They, too - how can we forget - are for the "settlement blocs," not illegal like the outposts, which will remain forever in the territories where most of them have never gone, except for reserve duty, which went by with no unnecessary moral qualms whatsoever. Why "settlement blocs"? They may mumble something about security, their only religion, perhaps even something about heritage, a groundless claim for those who consider themselves secular, like these residents. The main thing is that they are for peace and the settlement blocs; two states, but not now; an end to the occupation, but not tomorrow.
In the politics of the occupation - for some reason the main issue in every one of our election campaigns, after which nothing happens in any case - there is no center. Either you are for the occupation or you are against it, that is the question and it has only two answers. Sharp, clear and unequivocal. Those who do not say "no" to the occupation immediately say "yes" to it, and thus are on the right, not in the center or anywhere else. Those who do not work to end it, those who love negotiations that lead nowhere, are also right-wing, and all the camouflage and disguises in the world will not change that.
Livni is the embodiment of this disguise: Reciting messages honed by shrewd consultants, she has yet to say anything significant since she was elected Kadima's leader. Oh, yes, she is against Shas.

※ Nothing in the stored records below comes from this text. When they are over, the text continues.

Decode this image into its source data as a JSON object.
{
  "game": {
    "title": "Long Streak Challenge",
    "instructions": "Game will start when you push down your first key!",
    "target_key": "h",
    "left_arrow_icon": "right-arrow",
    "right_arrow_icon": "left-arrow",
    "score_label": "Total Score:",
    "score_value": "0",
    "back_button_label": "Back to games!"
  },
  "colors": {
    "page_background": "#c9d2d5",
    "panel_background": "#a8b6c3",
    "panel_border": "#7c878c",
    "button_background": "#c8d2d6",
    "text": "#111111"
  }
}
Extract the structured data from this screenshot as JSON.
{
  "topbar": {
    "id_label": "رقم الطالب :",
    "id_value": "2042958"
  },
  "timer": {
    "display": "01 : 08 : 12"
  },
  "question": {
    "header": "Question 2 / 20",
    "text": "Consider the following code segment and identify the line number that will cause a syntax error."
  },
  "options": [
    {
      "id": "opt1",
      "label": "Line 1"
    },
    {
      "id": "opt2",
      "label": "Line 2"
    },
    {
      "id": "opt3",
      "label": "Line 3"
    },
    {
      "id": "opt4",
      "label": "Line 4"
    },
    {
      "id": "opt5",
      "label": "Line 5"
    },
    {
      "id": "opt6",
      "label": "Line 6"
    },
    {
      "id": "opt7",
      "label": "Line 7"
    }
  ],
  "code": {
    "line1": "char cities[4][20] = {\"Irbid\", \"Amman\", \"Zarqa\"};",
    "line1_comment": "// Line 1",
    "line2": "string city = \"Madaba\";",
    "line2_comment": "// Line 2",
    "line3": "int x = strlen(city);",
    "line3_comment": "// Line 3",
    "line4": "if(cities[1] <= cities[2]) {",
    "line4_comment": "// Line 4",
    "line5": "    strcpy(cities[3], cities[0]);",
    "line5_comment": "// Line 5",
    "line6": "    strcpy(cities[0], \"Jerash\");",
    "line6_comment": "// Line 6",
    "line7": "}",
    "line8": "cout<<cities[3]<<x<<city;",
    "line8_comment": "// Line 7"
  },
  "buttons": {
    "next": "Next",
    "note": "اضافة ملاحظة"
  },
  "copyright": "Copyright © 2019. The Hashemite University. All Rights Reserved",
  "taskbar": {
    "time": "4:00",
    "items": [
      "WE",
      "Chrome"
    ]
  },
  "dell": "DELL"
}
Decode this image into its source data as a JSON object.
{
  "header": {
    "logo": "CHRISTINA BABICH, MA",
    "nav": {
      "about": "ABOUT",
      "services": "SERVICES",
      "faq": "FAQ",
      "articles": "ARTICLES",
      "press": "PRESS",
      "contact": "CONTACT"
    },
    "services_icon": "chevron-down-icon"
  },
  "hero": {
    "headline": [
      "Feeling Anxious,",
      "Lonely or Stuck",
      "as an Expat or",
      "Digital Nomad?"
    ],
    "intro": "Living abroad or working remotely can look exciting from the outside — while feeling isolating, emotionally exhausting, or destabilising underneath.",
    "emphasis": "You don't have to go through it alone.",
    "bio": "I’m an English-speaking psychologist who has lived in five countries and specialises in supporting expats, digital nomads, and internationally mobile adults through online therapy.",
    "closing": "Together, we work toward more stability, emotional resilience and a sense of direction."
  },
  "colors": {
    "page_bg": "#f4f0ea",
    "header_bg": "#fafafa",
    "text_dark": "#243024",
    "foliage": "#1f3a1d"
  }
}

And also, from time to time, she has right-wing slips of the tongue, like at the end of last week: You cannot always bring all the soldiers home, the national aspirations of Israeli Arabs will be met in the Palestinian state, and of course, in the competition with Ehud Barak, Livni is for bombarding Gaza. The residents of this condo are certainly pleased: That is what they want from the chairwoman of their committee: leading negotiations and bombarding. But this house cannot survive. It is devoid of ideas and a world view. Therefore, avanti populi - come on people, vote Kadima, for the last time.